[Stored data Boundary: Start]

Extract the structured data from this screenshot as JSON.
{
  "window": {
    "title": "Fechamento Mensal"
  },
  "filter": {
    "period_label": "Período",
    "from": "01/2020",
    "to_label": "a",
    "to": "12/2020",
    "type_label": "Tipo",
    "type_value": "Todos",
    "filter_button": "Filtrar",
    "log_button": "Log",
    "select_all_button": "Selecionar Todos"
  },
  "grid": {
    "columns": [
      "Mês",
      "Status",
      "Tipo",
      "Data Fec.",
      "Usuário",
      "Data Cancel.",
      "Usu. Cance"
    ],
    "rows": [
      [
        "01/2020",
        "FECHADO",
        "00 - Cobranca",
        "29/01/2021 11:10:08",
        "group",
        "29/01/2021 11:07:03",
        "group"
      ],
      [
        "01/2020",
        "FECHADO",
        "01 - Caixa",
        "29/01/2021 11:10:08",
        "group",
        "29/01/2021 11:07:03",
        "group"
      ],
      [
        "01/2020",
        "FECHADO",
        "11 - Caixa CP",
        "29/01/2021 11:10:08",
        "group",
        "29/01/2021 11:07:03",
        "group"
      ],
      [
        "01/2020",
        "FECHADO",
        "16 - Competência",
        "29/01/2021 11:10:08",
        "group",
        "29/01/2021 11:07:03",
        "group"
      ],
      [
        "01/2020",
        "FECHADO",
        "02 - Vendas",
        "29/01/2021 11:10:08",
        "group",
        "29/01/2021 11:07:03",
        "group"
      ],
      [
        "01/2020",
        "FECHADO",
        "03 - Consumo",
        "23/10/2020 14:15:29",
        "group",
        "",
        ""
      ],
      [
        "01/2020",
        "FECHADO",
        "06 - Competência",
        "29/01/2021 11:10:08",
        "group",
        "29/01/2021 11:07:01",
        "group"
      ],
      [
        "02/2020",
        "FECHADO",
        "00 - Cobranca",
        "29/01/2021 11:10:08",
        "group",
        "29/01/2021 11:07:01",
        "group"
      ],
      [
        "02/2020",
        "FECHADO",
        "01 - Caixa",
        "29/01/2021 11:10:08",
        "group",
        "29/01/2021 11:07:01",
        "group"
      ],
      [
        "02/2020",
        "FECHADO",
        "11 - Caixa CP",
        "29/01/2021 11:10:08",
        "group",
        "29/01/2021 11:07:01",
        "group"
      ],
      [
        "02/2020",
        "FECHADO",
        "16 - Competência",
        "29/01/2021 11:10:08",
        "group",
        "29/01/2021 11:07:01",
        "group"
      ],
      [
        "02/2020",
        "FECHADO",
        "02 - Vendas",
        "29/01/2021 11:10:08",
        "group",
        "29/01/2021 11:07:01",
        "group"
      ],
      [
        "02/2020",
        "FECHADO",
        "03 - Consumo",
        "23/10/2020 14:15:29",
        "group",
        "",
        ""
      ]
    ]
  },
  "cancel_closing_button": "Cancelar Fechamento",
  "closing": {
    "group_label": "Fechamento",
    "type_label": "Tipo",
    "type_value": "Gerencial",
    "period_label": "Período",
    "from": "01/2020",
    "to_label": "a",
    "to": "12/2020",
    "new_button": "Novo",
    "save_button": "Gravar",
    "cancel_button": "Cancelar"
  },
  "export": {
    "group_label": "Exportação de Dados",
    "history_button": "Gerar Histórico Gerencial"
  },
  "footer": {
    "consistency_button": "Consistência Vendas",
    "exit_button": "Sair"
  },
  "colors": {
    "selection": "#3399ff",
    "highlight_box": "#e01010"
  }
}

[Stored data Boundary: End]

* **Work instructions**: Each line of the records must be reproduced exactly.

* **Reply**:
Extract the structured data from this screenshot as JSON.
{
  "window": {
    "title": "Fechamento Mensal"
  },
  "filter": {
    "period_label": "Período",
    "from": "01/2020",
    "to_label": "a",
    "to": "12/2020",
    "type_label": "Tipo",
    "type_value": "Todos",
    "filter_button": "Filtrar",
    "log_button": "Log",
    "select_all_button": "Selecionar Todos"
  },
  "grid": {
    "columns": [
      "Mês",
      "Status",
      "Tipo",
      "Data Fec.",
      "Usuário",
      "Data Cancel.",
      "Usu. Cance"
    ],
    "rows": [
      [
        "01/2020",
        "FECHADO",
        "00 - Cobranca",
        "29/01/2021 11:10:08",
        "group",
        "29/01/2021 11:07:03",
        "group"
      ],
      [
        "01/2020",
        "FECHADO",
        "01 - Caixa",
        "29/01/2021 11:10:08",
        "group",
        "29/01/2021 11:07:03",
        "group"
      ],
      [
        "01/2020",
        "FECHADO",
        "11 - Caixa CP",
        "29/01/2021 11:10:08",
        "group",
        "29/01/2021 11:07:03",
        "group"
      ],
      [
        "01/2020",
        "FECHADO",
        "16 - Competência",
        "29/01/2021 11:10:08",
        "group",
        "29/01/2021 11:07:03",
        "group"
      ],
      [
        "01/2020",
        "FECHADO",
        "02 - Vendas",
        "29/01/2021 11:10:08",
        "group",
        "29/01/2021 11:07:03",
        "group"
      ],
      [
        "01/2020",
        "FECHADO",
        "03 - Consumo",
        "23/10/2020 14:15:29",
        "group",
        "",
        ""
      ],
      [
        "01/2020",
        "FECHADO",
        "06 - Competência",
        "29/01/2021 11:10:08",
        "group",
        "29/01/2021 11:07:01",
        "group"
      ],
      [
        "02/2020",
        "FECHADO",
        "00 - Cobranca",
        "29/01/2021 11:10:08",
        "group",
        "29/01/2021 11:07:01",
        "group"
      ],
      [
        "02/2020",
        "FECHADO",
        "01 - Caixa",
        "29/01/2021 11:10:08",
        "group",
        "29/01/2021 11:07:01",
        "group"
      ],
      [
        "02/2020",
        "FECHADO",
        "11 - Caixa CP",
        "29/01/2021 11:10:08",
        "group",
        "29/01/2021 11:07:01",
        "group"
      ],
      [
        "02/2020",
        "FECHADO",
        "16 - Competência",
        "29/01/2021 11:10:08",
        "group",
        "29/01/2021 11:07:01",
        "group"
      ],
      [
        "02/2020",
        "FECHADO",
        "02 - Vendas",
        "29/01/2021 11:10:08",
        "group",
        "29/01/2021 11:07:01",
        "group"
      ],
      [
        "02/2020",
        "FECHADO",
        "03 - Consumo",
        "23/10/2020 14:15:29",
        "group",
        "",
        ""
      ]
    ]
  },
  "cancel_closing_button": "Cancelar Fechamento",
  "closing": {
    "group_label": "Fechamento",
    "type_label": "Tipo",
    "type_value": "Gerencial",
    "period_label": "Período",
    "from": "01/2020",
    "to_label": "a",
    "to": "12/2020",
    "new_button": "Novo",
    "save_button": "Gravar",
    "cancel_button": "Cancelar"
  },
  "export": {
    "group_label": "Exportação de Dados",
    "history_button": "Gerar Histórico Gerencial"
  },
  "footer": {
    "consistency_button": "Consistência Vendas",
    "exit_button": "Sair"
  },
  "colors": {
    "selection": "#3399ff",
    "highlight_box": "#e01010"
  }
}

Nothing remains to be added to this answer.